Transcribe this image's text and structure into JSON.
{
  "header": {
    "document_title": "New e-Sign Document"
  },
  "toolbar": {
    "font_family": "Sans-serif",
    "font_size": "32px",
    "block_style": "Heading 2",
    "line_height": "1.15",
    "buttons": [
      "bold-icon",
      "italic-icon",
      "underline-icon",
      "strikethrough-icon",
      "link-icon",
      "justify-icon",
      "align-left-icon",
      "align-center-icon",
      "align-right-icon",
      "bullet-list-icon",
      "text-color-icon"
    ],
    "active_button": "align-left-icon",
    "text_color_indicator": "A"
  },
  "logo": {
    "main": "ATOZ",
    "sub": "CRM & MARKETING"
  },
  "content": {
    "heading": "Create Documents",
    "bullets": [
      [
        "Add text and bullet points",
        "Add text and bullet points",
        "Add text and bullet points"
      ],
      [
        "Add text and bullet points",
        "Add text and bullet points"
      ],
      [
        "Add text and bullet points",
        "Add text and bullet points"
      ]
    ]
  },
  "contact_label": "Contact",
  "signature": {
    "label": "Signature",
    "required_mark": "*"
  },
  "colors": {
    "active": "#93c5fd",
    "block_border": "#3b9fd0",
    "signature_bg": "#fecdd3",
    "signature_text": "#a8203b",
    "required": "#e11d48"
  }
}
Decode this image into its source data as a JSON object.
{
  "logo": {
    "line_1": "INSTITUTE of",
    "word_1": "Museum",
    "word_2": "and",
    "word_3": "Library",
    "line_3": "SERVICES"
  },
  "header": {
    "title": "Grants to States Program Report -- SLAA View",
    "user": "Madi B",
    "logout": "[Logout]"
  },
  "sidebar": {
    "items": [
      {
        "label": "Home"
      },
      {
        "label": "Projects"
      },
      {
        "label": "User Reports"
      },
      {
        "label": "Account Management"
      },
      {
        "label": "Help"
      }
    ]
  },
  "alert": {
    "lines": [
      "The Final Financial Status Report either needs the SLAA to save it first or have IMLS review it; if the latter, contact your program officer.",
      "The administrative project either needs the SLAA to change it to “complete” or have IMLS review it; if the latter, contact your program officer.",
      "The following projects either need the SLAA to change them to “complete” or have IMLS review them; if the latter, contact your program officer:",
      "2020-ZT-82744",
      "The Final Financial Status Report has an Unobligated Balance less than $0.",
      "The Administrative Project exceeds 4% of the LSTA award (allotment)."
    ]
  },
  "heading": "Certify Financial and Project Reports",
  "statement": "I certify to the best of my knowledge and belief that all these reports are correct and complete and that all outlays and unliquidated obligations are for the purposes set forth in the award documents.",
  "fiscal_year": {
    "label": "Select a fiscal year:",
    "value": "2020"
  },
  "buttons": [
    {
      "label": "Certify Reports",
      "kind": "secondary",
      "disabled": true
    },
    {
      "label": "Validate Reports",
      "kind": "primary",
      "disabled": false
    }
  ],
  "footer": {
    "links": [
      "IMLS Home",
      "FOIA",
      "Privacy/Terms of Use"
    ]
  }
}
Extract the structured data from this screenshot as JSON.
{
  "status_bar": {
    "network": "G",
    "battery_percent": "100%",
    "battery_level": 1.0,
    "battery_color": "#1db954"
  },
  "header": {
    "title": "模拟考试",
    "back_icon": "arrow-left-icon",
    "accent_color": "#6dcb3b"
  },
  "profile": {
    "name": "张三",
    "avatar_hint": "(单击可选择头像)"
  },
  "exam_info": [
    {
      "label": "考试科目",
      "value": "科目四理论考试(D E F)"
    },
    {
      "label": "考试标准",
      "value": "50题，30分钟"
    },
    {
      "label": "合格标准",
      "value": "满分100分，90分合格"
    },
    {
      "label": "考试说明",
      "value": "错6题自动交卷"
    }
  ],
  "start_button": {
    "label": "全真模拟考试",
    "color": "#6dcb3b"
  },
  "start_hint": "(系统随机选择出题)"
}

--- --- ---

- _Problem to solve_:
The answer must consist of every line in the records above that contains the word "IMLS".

- _Task solution_:
      "The Final Financial Status Report either needs the SLAA to save it first or have IMLS review it; if the latter, contact your program officer.",
      "The administrative project either needs the SLAA to change it to “complete” or have IMLS review it; if the latter, contact your program officer.",
      "The following projects either need the SLAA to change them to “complete” or have IMLS review them; if the latter, contact your program officer:",
      "IMLS Home",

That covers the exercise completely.